Recap: Dan, home from college for the summer, lands a job in a small Judaica store. The owner of a nearby kosher restaurant asks Dan for a recommendation as she, too, is looking to hire. Dan suggests a good friend, Mark, who is employed by the restaurant.

After a few weeks, the Judaica store owner lets Dan go because business is down. Frustrated, Dan visits the kosher restaurant to see whether it needs another worker. The proprietress says she can give him hours by taking them from Mark. Should Dan agree, or is he stealing from Mark?

No Backstabbing

You should not take away Mark’s hours. Even though you were the one who helped him get the job, now it belongs to him. You are his friend, although it wouldn’t be right to lessen his job even if you weren’t. You should not do anything that will diminish his hours.

— Zhenia Greszes

How Do You View the World?

You are in a frustrating position, my friend! You were all set with a wonderful job and had your summer plotted out, and suddenly the roof came tumbling down.

Suggesting your friend for the restaurant position was a kind gesture. And now you watch Mark happily head to and from work while you sit twiddling your thumbs.

I believe the resolution boils down to how we view the world. If we humans are placed here randomly, we can do what we want, keeping our own best interests in mind. However, if we believe that we were placed here to achieve a specific mission and that no one else in the world can accomplish what we have the potential to fulfill, we are charged to carefully examine each action so that it conforms to a holy standard.

From my perspective, once Mark starts working in the restaurant, the job belongs to him. It no longer matters that you helped him get the job, except for the gratitude he should feel toward you. And doing something to take what rightfully belongs to another, isn’t that a form of stealing?

Allow me to share a personal example. My son likes to buy lottery tickets. The other day he was so frustrated — his ticket was a mere one digit from the jackpot. Worse, it was my fault: I persuaded him to buy only one.

“If I hadn’t listened to you and bought two, I would be $4,000 richer!” he said.

“No, my son,” I told him gently. “If G-d wanted you to have that money, you would have won with your ticket. That was obviously not your destiny.”

Similarly, we all encountered a striking event recently: the dramatic solar eclipse. Different people had varied reactions. To my amazement, a friend simply shrugged it off.

“I’m not even going outside to watch,” he told me.

Others traveled miles to witness the sight. One friend moved me to tears by reciting psalms that best depicted what he called “the celestial dance,” lauding G-d for the magnificent and complex world He created.

A different scenario, yet the same fundamental premise: Is this a G-d-managed world where every event is a manifestation of His handiwork, or do we have a universe filled with random occurrences?

The resolution to your dilemma is in your hands, Dan. My question: How will you feel next month or next year if you take Mark’s hours? Will you be filled with pride at your accomplishment, or will you feel regret and self-loathing, similar to someone who broke a diet and engaged in binge-eating? The pleasure from a poor decision is ephemeral, while good actions engender lasting satisfaction.
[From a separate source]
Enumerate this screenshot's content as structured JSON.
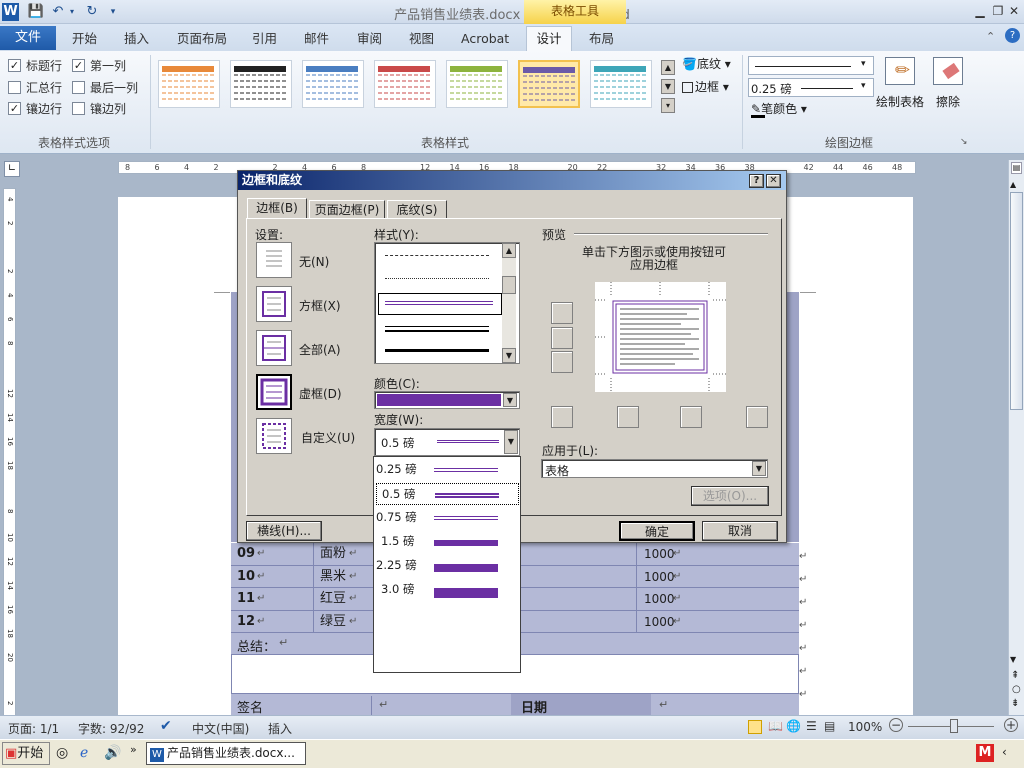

Good luck, Dan. And remember: G-d has many ways to enable a person to earn money. Let your path be one of integrity so that you can square your shoulders and know you have been true to yourself.
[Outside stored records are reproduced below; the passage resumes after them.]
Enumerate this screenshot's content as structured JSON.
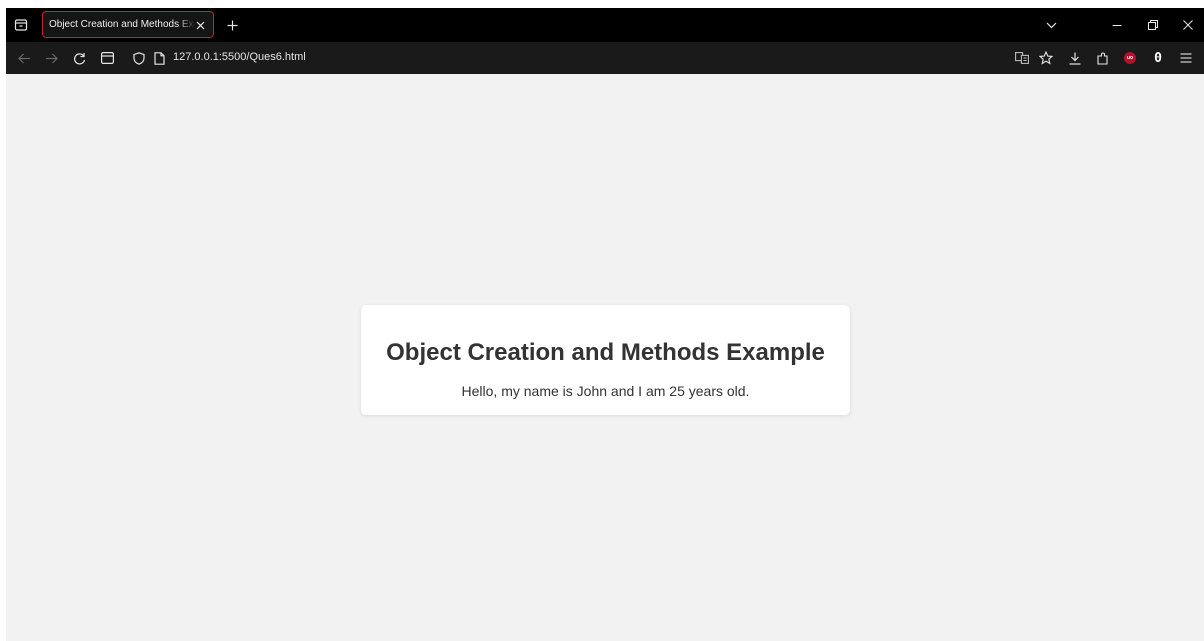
{
  "browser": {
    "tab": {
      "title": "Object Creation and Methods Example",
      "close_glyph": "✕"
    },
    "new_tab_glyph": "+",
    "address_bar": {
      "url": "127.0.0.1:5500/Ques6.html"
    },
    "toolbar_badge": "0",
    "colors": {
      "tab_border": "#c4242b",
      "tabbar_bg": "#000000",
      "navbar_bg": "#1a1a1a",
      "page_bg": "#f2f2f2"
    },
    "icons": [
      "tab-list-icon",
      "close-icon",
      "plus-icon",
      "chevron-down-icon",
      "minimize-icon",
      "restore-icon",
      "back-arrow-icon",
      "forward-arrow-icon",
      "reload-icon",
      "sidebar-icon",
      "shield-icon",
      "page-icon",
      "translate-icon",
      "star-icon",
      "download-icon",
      "extensions-icon",
      "ublock-icon",
      "menu-icon"
    ]
  },
  "page": {
    "heading": "Object Creation and Methods Example",
    "message": "Hello, my name is John and I am 25 years old."
  }
}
— Sam Blank

The Essential Secret in Any Relationship

Many years ago, an older friend told me the cardinal secret to a good marriage: communication. My newly engaged, young, starry-eyed self nodded in agreement. Decades later, I shake my head at my naivete yet still concur with my friend’s assessment, albeit on a much more profound level.
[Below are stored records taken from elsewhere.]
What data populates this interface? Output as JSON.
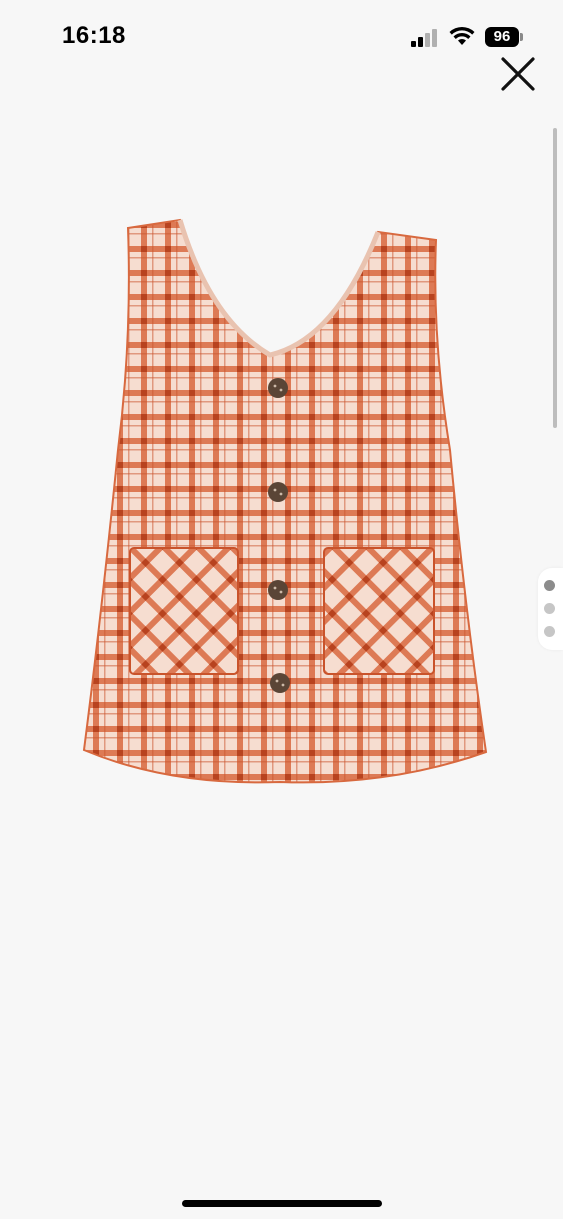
{
  "status_bar": {
    "time": "16:18",
    "battery_level": "96",
    "signal_bars": 2,
    "icons": [
      "signal-icon",
      "wifi-icon",
      "battery-icon"
    ]
  },
  "toolbar": {
    "close_icon": "close-icon"
  },
  "gallery": {
    "image_description_icon": "product-photo",
    "pager": {
      "total": 3,
      "active_index": 0,
      "active_color": "#8c8c8c",
      "inactive_color": "#c6c6c6"
    }
  },
  "colors": {
    "background": "#f7f7f7",
    "plaid_rust": "#c9532b",
    "plaid_cream": "#f6ddd0",
    "button_brown": "#5a4536"
  }
}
Effective communication is the key to any successful relationship. And what is the foundation of good communication? Trust.

When the person you’re dealing with is someone you can count on, no matter what, you can move forward in the relationship.

So, Dan, how much do you value your relationship with Mark? If he is truly your friend, I advocate sitting down with him over a cup of coffee and having a meaningful conversation. Maybe he won’t mind sharing his hours if you explain the bind you’re in. But to go behind his back will undermine the integrity in your relationship and may cost you a friend. Think about it.

— Jill Shore